TRY IT:
Once the pictures are removed, return each record below exactly as written.

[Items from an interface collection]

————————

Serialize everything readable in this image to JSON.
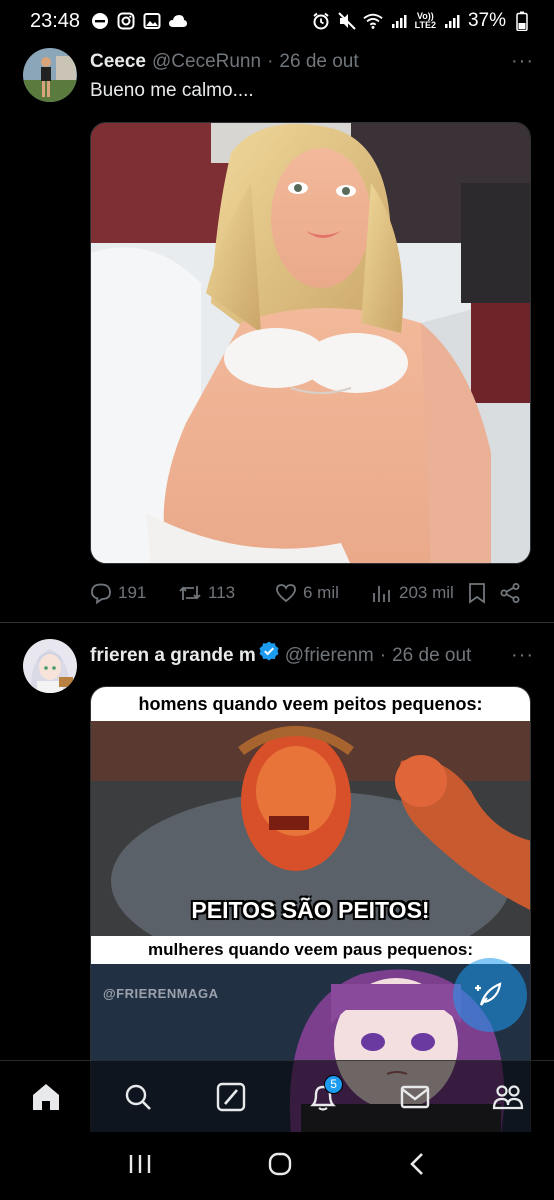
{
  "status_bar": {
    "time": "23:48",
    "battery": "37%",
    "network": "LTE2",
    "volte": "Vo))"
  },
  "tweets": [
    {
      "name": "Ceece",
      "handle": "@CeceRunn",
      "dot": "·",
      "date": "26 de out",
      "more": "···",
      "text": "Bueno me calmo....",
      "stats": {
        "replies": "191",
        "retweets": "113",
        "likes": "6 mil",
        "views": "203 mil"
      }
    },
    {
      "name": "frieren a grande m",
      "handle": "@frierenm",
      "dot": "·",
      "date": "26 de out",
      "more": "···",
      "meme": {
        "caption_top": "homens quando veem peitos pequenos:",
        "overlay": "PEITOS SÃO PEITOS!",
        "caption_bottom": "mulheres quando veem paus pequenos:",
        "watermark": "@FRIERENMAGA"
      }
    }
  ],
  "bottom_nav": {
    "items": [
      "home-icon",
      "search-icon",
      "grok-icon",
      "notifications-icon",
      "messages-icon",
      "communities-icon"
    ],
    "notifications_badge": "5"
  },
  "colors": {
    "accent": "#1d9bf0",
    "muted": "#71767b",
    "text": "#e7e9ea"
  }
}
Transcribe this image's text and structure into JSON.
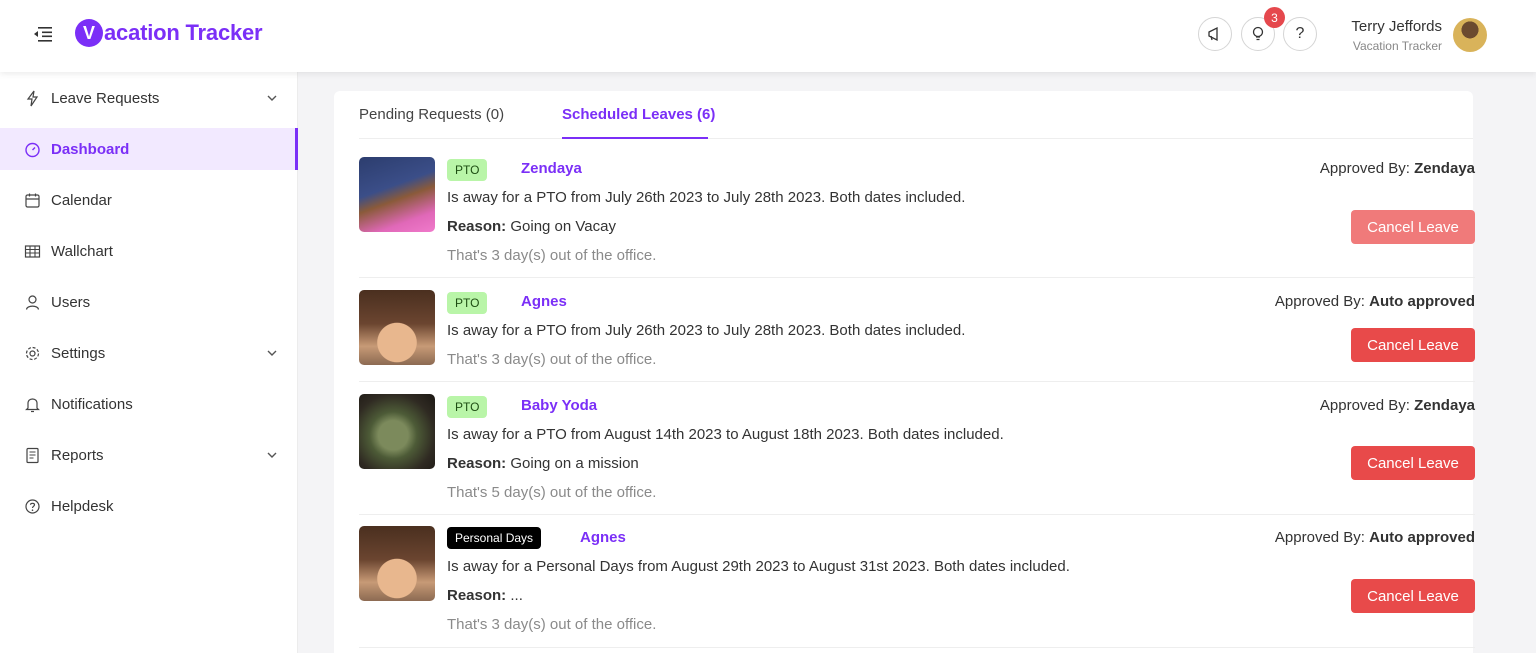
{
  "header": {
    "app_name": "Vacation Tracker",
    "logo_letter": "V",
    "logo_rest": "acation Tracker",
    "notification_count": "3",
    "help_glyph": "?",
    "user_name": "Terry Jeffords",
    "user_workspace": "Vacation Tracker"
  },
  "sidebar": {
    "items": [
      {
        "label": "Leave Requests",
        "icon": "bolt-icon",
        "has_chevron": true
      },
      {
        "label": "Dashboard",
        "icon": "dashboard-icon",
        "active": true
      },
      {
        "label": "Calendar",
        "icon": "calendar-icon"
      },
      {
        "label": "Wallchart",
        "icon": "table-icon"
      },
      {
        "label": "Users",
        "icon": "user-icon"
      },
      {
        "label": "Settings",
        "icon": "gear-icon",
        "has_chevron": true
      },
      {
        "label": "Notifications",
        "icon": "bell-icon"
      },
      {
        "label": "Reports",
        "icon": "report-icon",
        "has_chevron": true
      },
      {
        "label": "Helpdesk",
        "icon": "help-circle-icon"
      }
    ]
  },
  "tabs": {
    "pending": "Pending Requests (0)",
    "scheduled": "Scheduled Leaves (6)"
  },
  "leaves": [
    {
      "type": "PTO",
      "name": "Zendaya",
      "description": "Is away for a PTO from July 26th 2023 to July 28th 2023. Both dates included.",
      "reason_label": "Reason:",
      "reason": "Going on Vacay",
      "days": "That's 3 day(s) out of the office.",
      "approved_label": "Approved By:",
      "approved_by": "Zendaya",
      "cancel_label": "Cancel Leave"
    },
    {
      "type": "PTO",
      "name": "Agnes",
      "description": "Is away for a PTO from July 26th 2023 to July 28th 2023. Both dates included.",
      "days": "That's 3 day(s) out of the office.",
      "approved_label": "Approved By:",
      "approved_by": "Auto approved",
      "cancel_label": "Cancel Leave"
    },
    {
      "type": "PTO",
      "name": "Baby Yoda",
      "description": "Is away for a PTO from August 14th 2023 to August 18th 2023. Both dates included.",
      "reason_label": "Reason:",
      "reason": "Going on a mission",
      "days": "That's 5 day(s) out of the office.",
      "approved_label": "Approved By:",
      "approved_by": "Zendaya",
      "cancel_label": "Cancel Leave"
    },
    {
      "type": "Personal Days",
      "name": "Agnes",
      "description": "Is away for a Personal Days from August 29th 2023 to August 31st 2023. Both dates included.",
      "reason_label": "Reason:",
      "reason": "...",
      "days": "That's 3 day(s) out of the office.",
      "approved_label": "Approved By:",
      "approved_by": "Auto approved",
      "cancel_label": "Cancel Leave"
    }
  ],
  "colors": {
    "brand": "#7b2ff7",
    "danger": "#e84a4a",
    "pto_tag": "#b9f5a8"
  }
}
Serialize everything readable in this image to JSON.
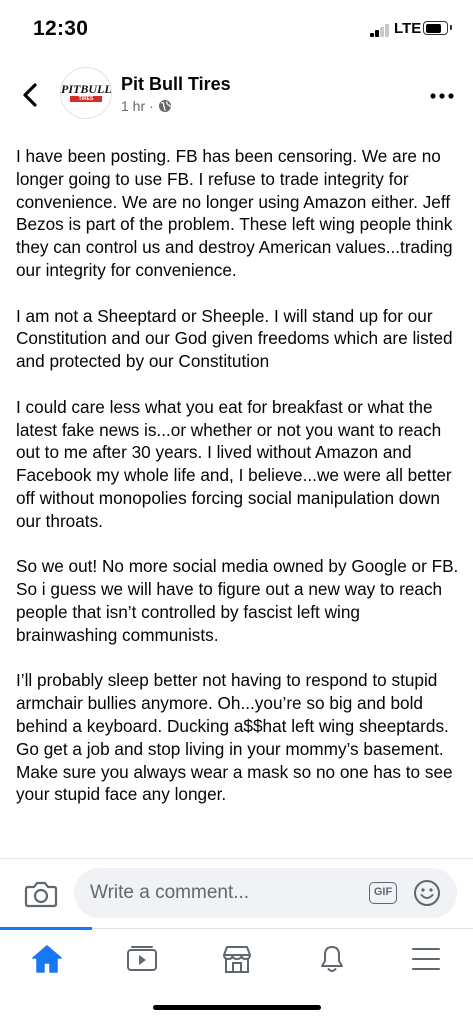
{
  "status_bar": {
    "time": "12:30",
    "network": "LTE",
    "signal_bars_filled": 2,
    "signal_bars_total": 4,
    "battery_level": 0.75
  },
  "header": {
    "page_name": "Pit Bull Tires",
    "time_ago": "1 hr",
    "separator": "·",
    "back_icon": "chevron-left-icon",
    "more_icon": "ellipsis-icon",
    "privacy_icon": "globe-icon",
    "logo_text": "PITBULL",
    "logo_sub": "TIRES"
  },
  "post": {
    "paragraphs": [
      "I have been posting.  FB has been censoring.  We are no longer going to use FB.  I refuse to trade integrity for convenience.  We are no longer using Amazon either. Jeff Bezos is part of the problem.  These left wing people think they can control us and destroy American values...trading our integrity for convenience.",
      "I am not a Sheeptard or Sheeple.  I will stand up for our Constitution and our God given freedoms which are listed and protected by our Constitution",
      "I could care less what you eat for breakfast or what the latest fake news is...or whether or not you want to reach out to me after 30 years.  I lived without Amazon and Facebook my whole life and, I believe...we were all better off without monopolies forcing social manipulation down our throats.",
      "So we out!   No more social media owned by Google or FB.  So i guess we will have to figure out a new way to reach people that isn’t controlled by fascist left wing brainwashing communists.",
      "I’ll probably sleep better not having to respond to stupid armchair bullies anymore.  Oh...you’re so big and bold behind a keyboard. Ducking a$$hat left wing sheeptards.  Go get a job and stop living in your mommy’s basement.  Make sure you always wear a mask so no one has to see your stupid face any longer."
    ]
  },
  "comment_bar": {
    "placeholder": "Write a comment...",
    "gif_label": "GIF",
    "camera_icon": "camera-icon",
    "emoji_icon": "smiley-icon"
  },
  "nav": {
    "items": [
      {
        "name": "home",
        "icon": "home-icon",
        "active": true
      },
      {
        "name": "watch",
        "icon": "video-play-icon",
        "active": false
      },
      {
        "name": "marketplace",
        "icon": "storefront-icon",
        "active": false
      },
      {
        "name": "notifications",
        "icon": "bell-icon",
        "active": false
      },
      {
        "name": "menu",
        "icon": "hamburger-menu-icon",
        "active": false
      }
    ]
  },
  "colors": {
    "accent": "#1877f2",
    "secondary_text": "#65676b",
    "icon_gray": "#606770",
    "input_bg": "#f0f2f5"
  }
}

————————

TASK RESULT:
Serialize everything readable in this image to JSON.
{
  "status_bar": {
    "time": "23:48",
    "battery": "37%",
    "network": "LTE2",
    "volte": "Vo))"
  },
  "tweets": [
    {
      "name": "Ceece",
      "handle": "@CeceRunn",
      "dot": "·",
      "date": "26 de out",
      "more": "···",
      "text": "Bueno me calmo....",
      "stats": {
        "replies": "191",
        "retweets": "113",
        "likes": "6 mil",
        "views": "203 mil"
      }
    },
    {
      "name": "frieren a grande m",
      "handle": "@frierenm",
      "dot": "·",
      "date": "26 de out",
      "more": "···",
      "meme": {
        "caption_top": "homens quando veem peitos pequenos:",
        "overlay": "PEITOS SÃO PEITOS!",
        "caption_bottom": "mulheres quando veem paus pequenos:",
        "watermark": "@FRIERENMAGA"
      }
    }
  ],
  "bottom_nav": {
    "items": [
      "home-icon",
      "search-icon",
      "grok-icon",
      "notifications-icon",
      "messages-icon",
      "communities-icon"
    ],
    "notifications_badge": "5"
  },
  "colors": {
    "accent": "#1d9bf0",
    "muted": "#71767b",
    "text": "#e7e9ea"
  }
}
Transcribe this image's text and structure into JSON.
{
  "header": {
    "app_name": "Vacation Tracker",
    "logo_letter": "V",
    "logo_rest": "acation Tracker",
    "notification_count": "3",
    "help_glyph": "?",
    "user_name": "Terry Jeffords",
    "user_workspace": "Vacation Tracker"
  },
  "sidebar": {
    "items": [
      {
        "label": "Leave Requests",
        "icon": "bolt-icon",
        "has_chevron": true
      },
      {
        "label": "Dashboard",
        "icon": "dashboard-icon",
        "active": true
      },
      {
        "label": "Calendar",
        "icon": "calendar-icon"
      },
      {
        "label": "Wallchart",
        "icon": "table-icon"
      },
      {
        "label": "Users",
        "icon": "user-icon"
      },
      {
        "label": "Settings",
        "icon": "gear-icon",
        "has_chevron": true
      },
      {
        "label": "Notifications",
        "icon": "bell-icon"
      },
      {
        "label": "Reports",
        "icon": "report-icon",
        "has_chevron": true
      },
      {
        "label": "Helpdesk",
        "icon": "help-circle-icon"
      }
    ]
  },
  "tabs": {
    "pending": "Pending Requests (0)",
    "scheduled": "Scheduled Leaves (6)"
  },
  "leaves": [
    {
      "type": "PTO",
      "name": "Zendaya",
      "description": "Is away for a PTO from July 26th 2023 to July 28th 2023. Both dates included.",
      "reason_label": "Reason:",
      "reason": "Going on Vacay",
      "days": "That's 3 day(s) out of the office.",
      "approved_label": "Approved By:",
      "approved_by": "Zendaya",
      "cancel_label": "Cancel Leave"
    },
    {
      "type": "PTO",
      "name": "Agnes",
      "description": "Is away for a PTO from July 26th 2023 to July 28th 2023. Both dates included.",
      "days": "That's 3 day(s) out of the office.",
      "approved_label": "Approved By:",
      "approved_by": "Auto approved",
      "cancel_label": "Cancel Leave"
    },
    {
      "type": "PTO",
      "name": "Baby Yoda",
      "description": "Is away for a PTO from August 14th 2023 to August 18th 2023. Both dates included.",
      "reason_label": "Reason:",
      "reason": "Going on a mission",
      "days": "That's 5 day(s) out of the office.",
      "approved_label": "Approved By:",
      "approved_by": "Zendaya",
      "cancel_label": "Cancel Leave"
    },
    {
      "type": "Personal Days",
      "name": "Agnes",
      "description": "Is away for a Personal Days from August 29th 2023 to August 31st 2023. Both dates included.",
      "reason_label": "Reason:",
      "reason": "...",
      "days": "That's 3 day(s) out of the office.",
      "approved_label": "Approved By:",
      "approved_by": "Auto approved",
      "cancel_label": "Cancel Leave"
    }
  ],
  "colors": {
    "brand": "#7b2ff7",
    "danger": "#e84a4a",
    "pto_tag": "#b9f5a8"
  }
}
Serialize everything readable in this image to JSON.
{
  "status_bar": {
    "time": "12:30",
    "network": "LTE",
    "signal_bars_filled": 2,
    "signal_bars_total": 4,
    "battery_level": 0.75
  },
  "header": {
    "page_name": "Pit Bull Tires",
    "time_ago": "1 hr",
    "separator": "·",
    "back_icon": "chevron-left-icon",
    "more_icon": "ellipsis-icon",
    "privacy_icon": "globe-icon",
    "logo_text": "PITBULL",
    "logo_sub": "TIRES"
  },
  "post": {
    "paragraphs": [
      "I have been posting.  FB has been censoring.  We are no longer going to use FB.  I refuse to trade integrity for convenience.  We are no longer using Amazon either. Jeff Bezos is part of the problem.  These left wing people think they can control us and destroy American values...trading our integrity for convenience.",
      "I am not a Sheeptard or Sheeple.  I will stand up for our Constitution and our God given freedoms which are listed and protected by our Constitution",
      "I could care less what you eat for breakfast or what the latest fake news is...or whether or not you want to reach out to me after 30 years.  I lived without Amazon and Facebook my whole life and, I believe...we were all better off without monopolies forcing social manipulation down our throats.",
      "So we out!   No more social media owned by Google or FB.  So i guess we will have to figure out a new way to reach people that isn’t controlled by fascist left wing brainwashing communists.",
      "I’ll probably sleep better not having to respond to stupid armchair bullies anymore.  Oh...you’re so big and bold behind a keyboard. Ducking a$$hat left wing sheeptards.  Go get a job and stop living in your mommy’s basement.  Make sure you always wear a mask so no one has to see your stupid face any longer."
    ]
  },
  "comment_bar": {
    "placeholder": "Write a comment...",
    "gif_label": "GIF",
    "camera_icon": "camera-icon",
    "emoji_icon": "smiley-icon"
  },
  "nav": {
    "items": [
      {
        "name": "home",
        "icon": "home-icon",
        "active": true
      },
      {
        "name": "watch",
        "icon": "video-play-icon",
        "active": false
      },
      {
        "name": "marketplace",
        "icon": "storefront-icon",
        "active": false
      },
      {
        "name": "notifications",
        "icon": "bell-icon",
        "active": false
      },
      {
        "name": "menu",
        "icon": "hamburger-menu-icon",
        "active": false
      }
    ]
  },
  "colors": {
    "accent": "#1877f2",
    "secondary_text": "#65676b",
    "icon_gray": "#606770",
    "input_bg": "#f0f2f5"
  }
}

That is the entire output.